Work request - Give back all of the data, word for word.

____ Records to use

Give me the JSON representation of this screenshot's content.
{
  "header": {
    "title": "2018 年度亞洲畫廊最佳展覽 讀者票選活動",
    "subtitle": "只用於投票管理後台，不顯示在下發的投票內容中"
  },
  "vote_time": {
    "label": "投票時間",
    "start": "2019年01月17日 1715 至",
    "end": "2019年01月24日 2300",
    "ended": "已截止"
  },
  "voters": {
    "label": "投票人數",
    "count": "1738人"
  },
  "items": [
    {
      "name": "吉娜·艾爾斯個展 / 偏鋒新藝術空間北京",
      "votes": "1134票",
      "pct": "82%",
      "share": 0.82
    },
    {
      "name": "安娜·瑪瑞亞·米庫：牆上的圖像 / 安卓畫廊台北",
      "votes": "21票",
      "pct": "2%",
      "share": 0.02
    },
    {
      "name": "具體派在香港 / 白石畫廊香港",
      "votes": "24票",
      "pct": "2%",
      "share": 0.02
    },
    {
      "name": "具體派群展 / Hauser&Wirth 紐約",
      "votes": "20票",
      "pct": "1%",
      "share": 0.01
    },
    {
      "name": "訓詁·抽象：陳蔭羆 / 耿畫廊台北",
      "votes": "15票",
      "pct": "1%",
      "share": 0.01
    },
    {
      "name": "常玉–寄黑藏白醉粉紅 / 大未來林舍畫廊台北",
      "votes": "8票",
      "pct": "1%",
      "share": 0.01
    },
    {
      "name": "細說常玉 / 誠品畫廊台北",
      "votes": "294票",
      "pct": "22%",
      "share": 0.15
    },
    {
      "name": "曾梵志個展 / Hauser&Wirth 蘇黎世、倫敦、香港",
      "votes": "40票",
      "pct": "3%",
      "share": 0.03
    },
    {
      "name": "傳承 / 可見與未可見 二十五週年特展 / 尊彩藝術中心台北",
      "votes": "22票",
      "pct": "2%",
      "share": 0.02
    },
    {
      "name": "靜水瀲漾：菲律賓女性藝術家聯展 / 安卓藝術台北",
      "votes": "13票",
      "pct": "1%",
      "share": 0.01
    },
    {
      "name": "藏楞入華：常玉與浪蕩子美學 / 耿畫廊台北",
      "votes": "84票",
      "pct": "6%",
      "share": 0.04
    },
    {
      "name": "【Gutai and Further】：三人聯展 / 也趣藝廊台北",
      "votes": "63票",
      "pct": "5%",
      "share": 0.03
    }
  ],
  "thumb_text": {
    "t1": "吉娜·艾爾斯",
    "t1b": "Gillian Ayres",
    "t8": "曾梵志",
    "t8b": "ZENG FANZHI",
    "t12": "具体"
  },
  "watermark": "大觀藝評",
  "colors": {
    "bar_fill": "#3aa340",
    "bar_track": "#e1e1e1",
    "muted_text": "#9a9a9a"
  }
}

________

Answer section -
Give me the JSON representation of this screenshot's content.
{
  "header": {
    "title": "2018 年度亞洲畫廊最佳展覽 讀者票選活動",
    "subtitle": "只用於投票管理後台，不顯示在下發的投票內容中"
  },
  "vote_time": {
    "label": "投票時間",
    "start": "2019年01月17日 1715 至",
    "end": "2019年01月24日 2300",
    "ended": "已截止"
  },
  "voters": {
    "label": "投票人數",
    "count": "1738人"
  },
  "items": [
    {
      "name": "吉娜·艾爾斯個展 / 偏鋒新藝術空間北京",
      "votes": "1134票",
      "pct": "82%",
      "share": 0.82
    },
    {
      "name": "安娜·瑪瑞亞·米庫：牆上的圖像 / 安卓畫廊台北",
      "votes": "21票",
      "pct": "2%",
      "share": 0.02
    },
    {
      "name": "具體派在香港 / 白石畫廊香港",
      "votes": "24票",
      "pct": "2%",
      "share": 0.02
    },
    {
      "name": "具體派群展 / Hauser&Wirth 紐約",
      "votes": "20票",
      "pct": "1%",
      "share": 0.01
    },
    {
      "name": "訓詁·抽象：陳蔭羆 / 耿畫廊台北",
      "votes": "15票",
      "pct": "1%",
      "share": 0.01
    },
    {
      "name": "常玉–寄黑藏白醉粉紅 / 大未來林舍畫廊台北",
      "votes": "8票",
      "pct": "1%",
      "share": 0.01
    },
    {
      "name": "細說常玉 / 誠品畫廊台北",
      "votes": "294票",
      "pct": "22%",
      "share": 0.15
    },
    {
      "name": "曾梵志個展 / Hauser&Wirth 蘇黎世、倫敦、香港",
      "votes": "40票",
      "pct": "3%",
      "share": 0.03
    },
    {
      "name": "傳承 / 可見與未可見 二十五週年特展 / 尊彩藝術中心台北",
      "votes": "22票",
      "pct": "2%",
      "share": 0.02
    },
    {
      "name": "靜水瀲漾：菲律賓女性藝術家聯展 / 安卓藝術台北",
      "votes": "13票",
      "pct": "1%",
      "share": 0.01
    },
    {
      "name": "藏楞入華：常玉與浪蕩子美學 / 耿畫廊台北",
      "votes": "84票",
      "pct": "6%",
      "share": 0.04
    },
    {
      "name": "【Gutai and Further】：三人聯展 / 也趣藝廊台北",
      "votes": "63票",
      "pct": "5%",
      "share": 0.03
    }
  ],
  "thumb_text": {
    "t1": "吉娜·艾爾斯",
    "t1b": "Gillian Ayres",
    "t8": "曾梵志",
    "t8b": "ZENG FANZHI",
    "t12": "具体"
  },
  "watermark": "大觀藝評",
  "colors": {
    "bar_fill": "#3aa340",
    "bar_track": "#e1e1e1",
    "muted_text": "#9a9a9a"
  }
}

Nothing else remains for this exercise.